> [TASK OBJECTIVE]:
Look through the entries below and say how many lines contain the string "screenshot". Give the number only.

Start of PROVIDED RECORDS

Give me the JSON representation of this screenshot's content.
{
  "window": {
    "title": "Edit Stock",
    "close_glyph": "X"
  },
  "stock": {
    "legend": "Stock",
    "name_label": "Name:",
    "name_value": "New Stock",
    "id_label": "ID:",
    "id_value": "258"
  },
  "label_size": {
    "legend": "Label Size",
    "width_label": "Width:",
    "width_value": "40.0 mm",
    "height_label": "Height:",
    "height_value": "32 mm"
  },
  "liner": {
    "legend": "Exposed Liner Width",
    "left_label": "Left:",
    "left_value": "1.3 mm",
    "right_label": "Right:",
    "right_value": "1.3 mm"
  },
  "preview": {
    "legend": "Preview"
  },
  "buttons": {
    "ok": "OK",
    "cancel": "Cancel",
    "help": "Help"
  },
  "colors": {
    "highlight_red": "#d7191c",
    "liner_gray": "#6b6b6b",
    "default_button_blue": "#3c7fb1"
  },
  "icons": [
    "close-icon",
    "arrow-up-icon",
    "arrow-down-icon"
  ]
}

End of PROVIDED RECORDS
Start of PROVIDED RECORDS

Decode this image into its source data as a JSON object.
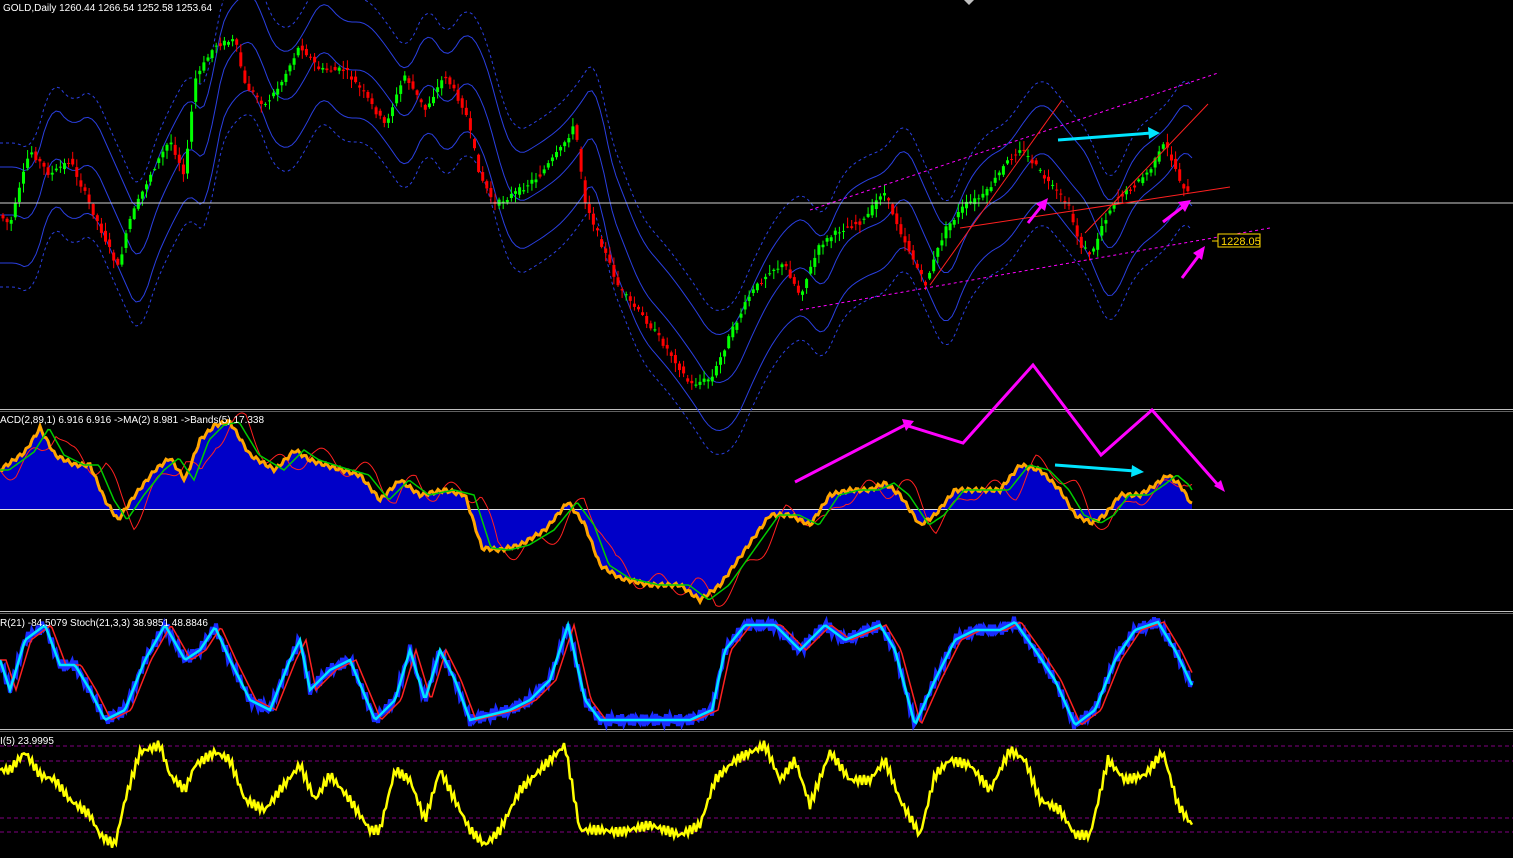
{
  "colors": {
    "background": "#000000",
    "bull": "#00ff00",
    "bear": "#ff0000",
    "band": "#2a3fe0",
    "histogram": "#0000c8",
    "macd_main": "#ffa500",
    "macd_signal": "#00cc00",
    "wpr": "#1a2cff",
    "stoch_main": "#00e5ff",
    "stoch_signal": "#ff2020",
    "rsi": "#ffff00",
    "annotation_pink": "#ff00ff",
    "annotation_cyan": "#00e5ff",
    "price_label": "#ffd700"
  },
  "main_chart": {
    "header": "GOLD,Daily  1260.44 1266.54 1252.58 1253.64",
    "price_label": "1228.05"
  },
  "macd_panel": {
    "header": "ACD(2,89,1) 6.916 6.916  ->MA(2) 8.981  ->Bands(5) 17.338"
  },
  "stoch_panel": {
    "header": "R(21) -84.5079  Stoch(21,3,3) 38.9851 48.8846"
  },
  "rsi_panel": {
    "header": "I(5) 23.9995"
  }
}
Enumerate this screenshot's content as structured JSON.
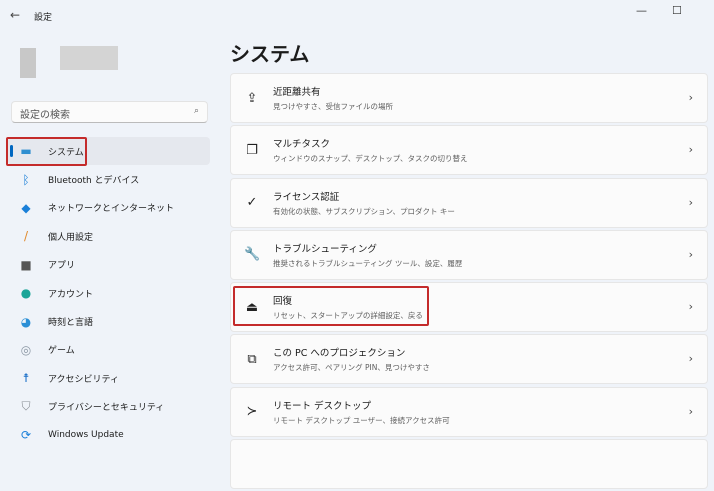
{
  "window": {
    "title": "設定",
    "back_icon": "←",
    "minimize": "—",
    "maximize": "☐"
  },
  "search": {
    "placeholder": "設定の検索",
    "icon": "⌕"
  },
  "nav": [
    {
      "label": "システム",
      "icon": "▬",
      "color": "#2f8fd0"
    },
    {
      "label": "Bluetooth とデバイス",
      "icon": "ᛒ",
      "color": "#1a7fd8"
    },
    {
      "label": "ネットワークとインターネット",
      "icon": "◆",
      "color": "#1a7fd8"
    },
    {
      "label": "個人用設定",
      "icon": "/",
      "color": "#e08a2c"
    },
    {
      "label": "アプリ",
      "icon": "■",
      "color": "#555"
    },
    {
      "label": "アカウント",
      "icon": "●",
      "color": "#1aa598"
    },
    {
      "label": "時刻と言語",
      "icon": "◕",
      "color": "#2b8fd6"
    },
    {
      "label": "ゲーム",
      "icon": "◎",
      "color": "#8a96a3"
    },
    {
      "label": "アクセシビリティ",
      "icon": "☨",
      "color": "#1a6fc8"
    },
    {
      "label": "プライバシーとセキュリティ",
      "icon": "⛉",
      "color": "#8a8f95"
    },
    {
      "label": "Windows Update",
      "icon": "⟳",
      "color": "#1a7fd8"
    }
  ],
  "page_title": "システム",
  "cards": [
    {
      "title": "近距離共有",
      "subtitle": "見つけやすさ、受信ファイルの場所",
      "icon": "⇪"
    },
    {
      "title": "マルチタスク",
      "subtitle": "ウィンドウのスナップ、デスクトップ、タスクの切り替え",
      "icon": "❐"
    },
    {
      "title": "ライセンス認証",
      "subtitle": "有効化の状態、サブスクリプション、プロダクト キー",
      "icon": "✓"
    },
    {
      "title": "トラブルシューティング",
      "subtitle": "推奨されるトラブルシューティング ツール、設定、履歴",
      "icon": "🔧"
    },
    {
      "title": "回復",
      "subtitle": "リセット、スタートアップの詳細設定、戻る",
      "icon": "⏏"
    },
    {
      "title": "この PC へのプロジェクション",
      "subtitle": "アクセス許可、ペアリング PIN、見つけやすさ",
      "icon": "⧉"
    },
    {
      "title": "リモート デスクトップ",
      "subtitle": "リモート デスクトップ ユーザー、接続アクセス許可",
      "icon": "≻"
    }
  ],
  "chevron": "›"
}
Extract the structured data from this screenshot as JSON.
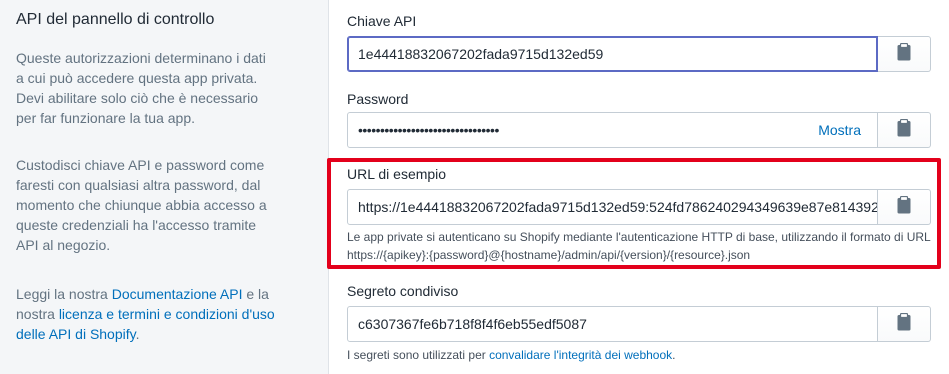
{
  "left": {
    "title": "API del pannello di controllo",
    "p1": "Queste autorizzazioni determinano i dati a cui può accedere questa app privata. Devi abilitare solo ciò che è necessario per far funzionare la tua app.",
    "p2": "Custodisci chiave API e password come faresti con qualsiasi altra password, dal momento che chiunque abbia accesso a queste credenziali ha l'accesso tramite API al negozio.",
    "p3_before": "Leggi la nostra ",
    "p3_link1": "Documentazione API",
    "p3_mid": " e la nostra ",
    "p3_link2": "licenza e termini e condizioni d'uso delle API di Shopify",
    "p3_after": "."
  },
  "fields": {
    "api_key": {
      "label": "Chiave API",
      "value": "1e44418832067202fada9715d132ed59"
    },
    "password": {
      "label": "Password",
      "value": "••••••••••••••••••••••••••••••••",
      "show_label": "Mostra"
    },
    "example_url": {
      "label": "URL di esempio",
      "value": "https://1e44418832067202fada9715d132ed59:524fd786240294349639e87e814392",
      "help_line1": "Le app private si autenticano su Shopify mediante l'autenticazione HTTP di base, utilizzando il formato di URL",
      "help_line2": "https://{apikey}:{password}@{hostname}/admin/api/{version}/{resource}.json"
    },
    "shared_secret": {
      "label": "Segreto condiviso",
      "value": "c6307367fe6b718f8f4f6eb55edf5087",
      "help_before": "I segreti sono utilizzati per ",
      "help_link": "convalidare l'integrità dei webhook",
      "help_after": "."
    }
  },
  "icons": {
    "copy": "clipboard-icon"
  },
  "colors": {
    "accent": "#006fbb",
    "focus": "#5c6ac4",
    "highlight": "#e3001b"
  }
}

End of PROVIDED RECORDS

> [TASK RESPONSE]:
3